Although rap soundtracks are a rarity these days, the new popular compilation in the genre has become the producer’s album. Since Marley Marl and Dr. Dre began assembling such albums on their respective coasts, artists from Timbaland, to Jake One [click to read] to DJ Pooh have gathered respected emcees, unveiled their finest beats, and made albums that showcase ability and appease the shortest attention span. Many producers have tried, some have succeeded, but Chicago’s Mulatto Patriot didn’t quite make it work on Sonic Visuals.

Although the list of featured lyricists includes notable names such as Ras Kass [click to read], Pumpkinhead, Casual of Hieroglyphics, and Czar Absolute of the Chicago-based indie Hip Hop band Animate Objects, there are instances where it is obvious that someone’s flow needs some work or that they could reap the rewards from an hour or two browsing a dictionary. “Lethal Weapon,” featuring Doughboy, has moments on the second verse that make one wonder if the track may have benefitted from being rerecorded. Plus, when the hook starts talking about “real emcees,” one may ponder what they mean by the word “real.” The second verse’s bumpy flow conjures up connotations of the word in that “real beauty” sort of context that women throw around when they talk about embracing their own flaws. Not so much the “real emcees of the old school” context of the word.
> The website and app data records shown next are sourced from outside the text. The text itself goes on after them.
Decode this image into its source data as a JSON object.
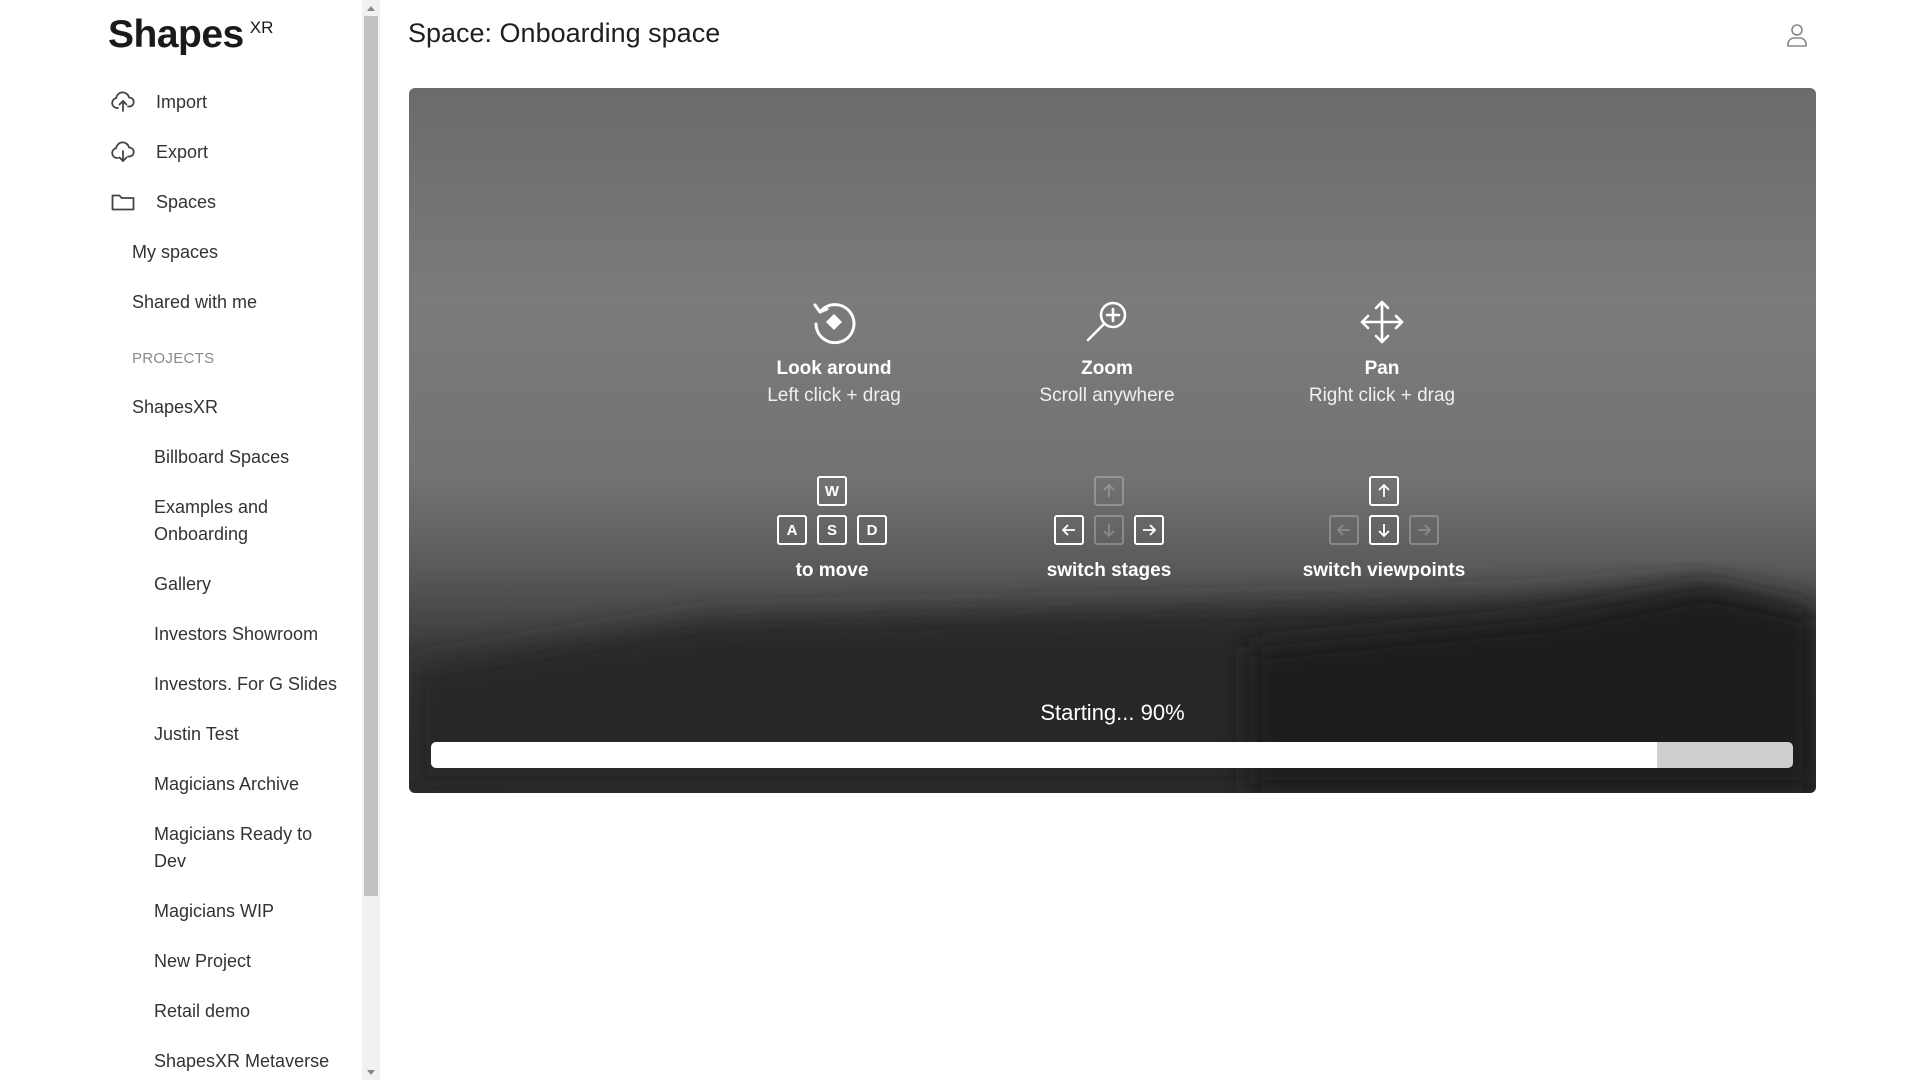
{
  "logo": {
    "word": "Shapes",
    "sup": "XR"
  },
  "sidebar": {
    "nav": [
      {
        "label": "Import",
        "icon": "cloud-upload-icon"
      },
      {
        "label": "Export",
        "icon": "cloud-download-icon"
      },
      {
        "label": "Spaces",
        "icon": "folder-icon"
      }
    ],
    "spaces": [
      "My spaces",
      "Shared with me"
    ],
    "projects_label": "PROJECTS",
    "project_root": "ShapesXR",
    "projects": [
      "Billboard Spaces",
      "Examples and Onboarding",
      "Gallery",
      "Investors Showroom",
      "Investors. For G Slides",
      "Justin Test",
      "Magicians Archive",
      "Magicians Ready to Dev",
      "Magicians WIP",
      "New Project",
      "Retail demo",
      "ShapesXR Metaverse"
    ]
  },
  "header": {
    "title": "Space: Onboarding space",
    "user_icon": "user-icon"
  },
  "viewer": {
    "controls": [
      {
        "title": "Look around",
        "desc": "Left click + drag",
        "icon": "rotate-icon"
      },
      {
        "title": "Zoom",
        "desc": "Scroll anywhere",
        "icon": "zoom-in-icon"
      },
      {
        "title": "Pan",
        "desc": "Right click + drag",
        "icon": "move-arrows-icon"
      }
    ],
    "keys": {
      "move": {
        "keys": [
          "W",
          "A",
          "S",
          "D"
        ],
        "caption": "to move"
      },
      "stages": {
        "caption": "switch stages"
      },
      "viewpoints": {
        "caption": "switch viewpoints"
      }
    },
    "loading": {
      "text": "Starting... 90%",
      "progress": 0.9
    }
  }
}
In some cases, the lack of lyricism (or on the flip side, the occasional solid verse by the standout featured artists), distracts you from what you should be focusing on during an album released by a producer – the beats. Unfortunately for Mulatto Patriot, at times when the listener does focus on the instrumental at hand, they may be left underwhelmed. One of the tracks that features strictly an MP beat is “Dangerously Sexy.” Disappointingly it comes off feeling uninspired, and sounding damn near identical to the beat Cormega used for “American Beauty,” with just a few simplistic additions. A bit more originality, creativity, and complexity could have livened the track, and pushed for individualized sound.

However, amidst mundane points in Sonic Visuals, there are some glimmers of hope. Mulatto Patriot‘s instrumental skills get a chance to shine on the laid-back “Promontory Point.” The piano-heavy beat presents itself as the perfect thing to listen to at home on a rainy day to put you in a state of reflection. “They Don’t Know” featuring Pumpkinhead, Ka Di, Prosper Jones, and Mena, is an expansive track, designed for the open-road, while many Hip Hop records seem designed strictly for the iPod. While Pumpkinhead dares listeners to prove him wrong with lines such as “I got a flow that adapts to the boom and the baps, so I never flow the same on any two tracks,” heads will be nodding in unison with the chill vibes of the Mulatto Patriot beat.

Despite an incredibly strong and obvious respect for Chicago and its music scene that shines through Mulatto Patriot‘s music, Sonic Visuals still ends up being more of a disappointment than a triumph. The potential for a solid release was there, but with a level of lyricism that wasn’t up to par with the powerhouses that many have come to know and love from Chicago, and beats that could have benefitted from having a couple more hours of work dedicated to them, the potential didn’t grow into the satisfying product that it could have been.